I started slow - jogged for over a mile to get warmed up. Then I increased the pace (may be up to 8.5 to 9 minutes a mile), and stayed at that pace for a long time. I was feeling happy that my stamina hadn't got lowered despite not having run in months. I thanked myself for having stayed active through other means, viz. Hapkido and Surya Namaskar. 100 miles in 10 days didn't seem impossible now. Despite having not run regularly in months, it seemed like I was better prepared this time than last year.
Things changed somewhere around the 5th or 6th mile when I started feeling pain in the outer side of my left knee. I stretched a bit and continued running. When the pain started getting worse, I alternated between walking and running. But the pain wouldn't stop, and only worsened. I realized I had to stop - the pain was not unbearable, but I knew if I didn't stop I would aggravate the injury. Now in the evening, it seems I should have stopped running earlier, because the pain is pretty bad now. As if it was not foolish enough for me to take up a stupid goal, I did one more stupid thing by not stopping on time today. But sometimes two stupid things, sort of, cancel each other out and make up for an intelligent decision.

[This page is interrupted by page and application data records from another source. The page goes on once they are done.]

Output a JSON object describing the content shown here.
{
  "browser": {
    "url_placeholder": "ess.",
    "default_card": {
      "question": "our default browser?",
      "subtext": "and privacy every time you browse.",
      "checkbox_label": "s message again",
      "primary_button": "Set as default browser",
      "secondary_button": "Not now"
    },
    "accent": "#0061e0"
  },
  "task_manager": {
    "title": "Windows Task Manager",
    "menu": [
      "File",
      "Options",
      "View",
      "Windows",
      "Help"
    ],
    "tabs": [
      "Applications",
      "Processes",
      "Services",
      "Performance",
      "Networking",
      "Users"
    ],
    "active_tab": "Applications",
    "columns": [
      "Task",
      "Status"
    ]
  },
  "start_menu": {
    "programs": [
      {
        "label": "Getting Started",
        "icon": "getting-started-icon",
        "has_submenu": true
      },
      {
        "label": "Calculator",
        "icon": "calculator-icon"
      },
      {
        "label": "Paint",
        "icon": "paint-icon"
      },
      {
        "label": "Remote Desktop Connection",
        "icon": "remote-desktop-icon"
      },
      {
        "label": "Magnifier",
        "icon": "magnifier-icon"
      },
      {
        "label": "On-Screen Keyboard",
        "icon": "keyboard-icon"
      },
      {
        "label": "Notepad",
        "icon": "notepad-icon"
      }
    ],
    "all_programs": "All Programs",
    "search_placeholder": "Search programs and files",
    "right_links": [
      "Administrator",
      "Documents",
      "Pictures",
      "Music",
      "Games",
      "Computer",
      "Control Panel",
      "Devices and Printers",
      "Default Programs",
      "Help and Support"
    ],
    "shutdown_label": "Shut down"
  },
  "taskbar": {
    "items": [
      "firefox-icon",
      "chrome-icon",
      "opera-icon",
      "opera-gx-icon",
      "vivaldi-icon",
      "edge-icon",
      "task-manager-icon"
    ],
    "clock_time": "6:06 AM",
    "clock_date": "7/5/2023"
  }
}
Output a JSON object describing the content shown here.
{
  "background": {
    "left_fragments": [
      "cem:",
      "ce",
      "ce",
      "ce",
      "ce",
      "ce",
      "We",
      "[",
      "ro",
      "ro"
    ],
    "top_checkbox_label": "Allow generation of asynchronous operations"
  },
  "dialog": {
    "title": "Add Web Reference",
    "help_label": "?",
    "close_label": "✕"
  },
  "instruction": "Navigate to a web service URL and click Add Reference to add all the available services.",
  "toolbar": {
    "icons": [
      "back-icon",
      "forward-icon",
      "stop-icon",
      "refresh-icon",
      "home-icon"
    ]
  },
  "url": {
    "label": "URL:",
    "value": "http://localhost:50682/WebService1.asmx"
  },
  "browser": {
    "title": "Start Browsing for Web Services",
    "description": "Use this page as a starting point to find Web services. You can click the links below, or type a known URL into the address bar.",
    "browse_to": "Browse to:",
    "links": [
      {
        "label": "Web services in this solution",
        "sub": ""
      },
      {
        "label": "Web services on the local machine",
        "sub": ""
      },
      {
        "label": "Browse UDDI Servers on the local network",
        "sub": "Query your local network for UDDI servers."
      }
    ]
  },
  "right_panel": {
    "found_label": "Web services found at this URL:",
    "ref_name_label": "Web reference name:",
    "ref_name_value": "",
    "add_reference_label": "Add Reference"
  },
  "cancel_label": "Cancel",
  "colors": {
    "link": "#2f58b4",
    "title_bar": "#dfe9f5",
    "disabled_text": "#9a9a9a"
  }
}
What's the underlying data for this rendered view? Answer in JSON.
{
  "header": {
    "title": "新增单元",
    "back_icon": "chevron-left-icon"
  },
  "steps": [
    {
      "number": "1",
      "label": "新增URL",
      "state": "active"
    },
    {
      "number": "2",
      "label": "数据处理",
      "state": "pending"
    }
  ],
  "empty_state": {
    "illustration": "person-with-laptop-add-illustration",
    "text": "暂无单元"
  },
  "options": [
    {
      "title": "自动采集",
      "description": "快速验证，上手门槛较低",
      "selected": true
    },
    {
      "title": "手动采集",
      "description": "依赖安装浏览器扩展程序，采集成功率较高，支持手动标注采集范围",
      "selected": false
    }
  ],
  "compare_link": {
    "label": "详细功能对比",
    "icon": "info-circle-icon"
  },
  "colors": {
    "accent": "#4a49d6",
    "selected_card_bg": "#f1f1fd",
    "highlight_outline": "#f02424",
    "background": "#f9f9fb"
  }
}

I am deciding to give up on the goal of covering 100 miles in the last 10 days of 2008. I have no regrets or shame for having given up the goal. I may be able to push myself to run on a sore knee, but that would only lead to a bigger injury, and may cause serious problems. That said, I wonder how I managed to run the 100 kilometers that I did last year in the last 10 days of 2007. I remember having very bad pains in my leg last year as well, but somehow I had succeeded in keeping myself going. Don't know if I should be called weaker or saner now, but I have no regrets giving up on my goal.
I'm not giving up on the goal completely; I'll surely try the 100 miles in 10 days again, but later when I am better trained. When the body is well trained for long distance running, tissues and muscles in the body get used to withstand the repetitive stress that come from such running. I realize that it surely is very stupid to attempt difficult goals without having invested the time getting ready for the challenge. Occasionally, it might be worthwhile taking up challenges for which one is not ready, but that surely isn't the case this time for me. I guess I'll do my "100 miles in 10 days" run when I have somebody in my life who is there to receive me at the end of each run with welcoming arms.